That’s the hardest part. But it can be trained.

Start pistol squats while standing on a box, with the non-squatting leg hanging off the side; this way, you don’t have to hold that leg up as high. Also practice isometric holds – holding the bottom position with the non-squatting leg held up as long as possible to build strength in the hip flexors. Hold onto the wall or rack if you need help with balance. Progress to just the eccentric (lowering) movement. Over time, you’ll get the full shebang. 


Man doing jump squats on a plyo box

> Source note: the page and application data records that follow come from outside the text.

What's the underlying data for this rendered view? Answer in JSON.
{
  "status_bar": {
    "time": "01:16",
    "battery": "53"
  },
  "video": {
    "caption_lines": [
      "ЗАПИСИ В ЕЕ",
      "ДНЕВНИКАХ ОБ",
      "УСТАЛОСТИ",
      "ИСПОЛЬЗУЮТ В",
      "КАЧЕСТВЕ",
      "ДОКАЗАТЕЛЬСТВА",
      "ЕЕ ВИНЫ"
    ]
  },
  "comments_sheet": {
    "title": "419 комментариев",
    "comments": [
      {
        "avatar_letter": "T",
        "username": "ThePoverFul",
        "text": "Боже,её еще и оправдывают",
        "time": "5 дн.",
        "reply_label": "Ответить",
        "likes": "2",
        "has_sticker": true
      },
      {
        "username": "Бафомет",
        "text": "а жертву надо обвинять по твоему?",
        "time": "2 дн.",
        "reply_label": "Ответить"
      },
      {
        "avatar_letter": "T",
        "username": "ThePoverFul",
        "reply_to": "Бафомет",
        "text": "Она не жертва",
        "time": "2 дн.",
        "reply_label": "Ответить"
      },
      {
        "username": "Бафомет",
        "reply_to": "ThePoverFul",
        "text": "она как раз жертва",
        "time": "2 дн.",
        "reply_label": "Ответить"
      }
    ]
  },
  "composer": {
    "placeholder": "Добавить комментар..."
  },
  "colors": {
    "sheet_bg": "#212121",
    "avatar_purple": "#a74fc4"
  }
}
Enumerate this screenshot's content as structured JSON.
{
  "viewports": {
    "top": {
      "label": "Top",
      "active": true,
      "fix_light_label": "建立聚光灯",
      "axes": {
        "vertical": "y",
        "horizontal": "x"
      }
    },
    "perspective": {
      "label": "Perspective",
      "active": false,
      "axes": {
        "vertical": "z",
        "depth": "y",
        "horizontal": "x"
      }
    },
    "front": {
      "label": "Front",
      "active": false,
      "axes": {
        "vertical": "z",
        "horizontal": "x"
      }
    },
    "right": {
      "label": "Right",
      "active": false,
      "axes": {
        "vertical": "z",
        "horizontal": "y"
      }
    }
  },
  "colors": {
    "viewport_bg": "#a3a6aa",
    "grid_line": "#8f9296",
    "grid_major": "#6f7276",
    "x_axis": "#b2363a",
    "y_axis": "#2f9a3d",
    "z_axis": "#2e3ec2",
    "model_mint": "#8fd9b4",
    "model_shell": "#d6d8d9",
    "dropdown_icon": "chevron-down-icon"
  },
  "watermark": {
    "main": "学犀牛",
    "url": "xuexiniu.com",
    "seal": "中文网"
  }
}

Jump squats train explosive power. Kollath does them at the beginning of the workout right after warm-ups. Instead of doing 50 jump squats in a row, she recommends doing sets of two to three with a 30- or 60-second rest between reps. You want your jump squats as fresh as possible. Jump. Explode. Rest. Repeat.

"Most people who want to do a jump squat are trying to gain explosive power in those fast twitch muscle fibers. Doing 50 in a row is endurance. Instead, do one rep at a time as fast as you can,” she says. 

You can do jump squats on the floor or on a box.


Think of these as a lateral lunge squat, where you start with your feet wide, keep upright, and lunge to the side. The goal is to eventually get as deep as you can, while keeping torso upright. Keep the extended leg’s foot facing forward and flat on the ground. When the adductor mobility runs out, you can add range of motion by twisting on that heel and lifting its toes toward the ceiling. A Cossack squat is great for hip and adductor strength and mobility.  

Want even more of a challenge? The advanced variation of a Cossack squat is the Cossack squat touch down, where you fully sit your butt onto the floor. 


These are another good way to destroy the quads – and another higher-skilled movement that really maxes out the concept of “knees over toes.” Shrimp squats are like knees-over-toes/sissy squats, except harder because they’re on one leg. 


Belt squats allow you to add volume and variation to your squat training and train around upper body injuries or limitations (shoulder, back, elbow, wrist). Simply attach the Belt Squat Attachment to your power rack, slip into the belt, and squat without getting your upper body too involved. Belt squats allow for strength training with minimal tension on your spine. They offer a greater challenge than traditional squatting, due to the constant resistance.  

Man doing belt squats

To achieve proper depth, make sure that you have the correct length belt and the chain set up correctly. If your belt is too long, you can set up plates or a platform to obtain the right height for more effective movement. Use a Cable Catch Attachment to allow you to start from the top of your squat. Starting from the bottom is not difficult when lifting sub-maximal weight, so this attachment comes in handy when you are pushing your limits.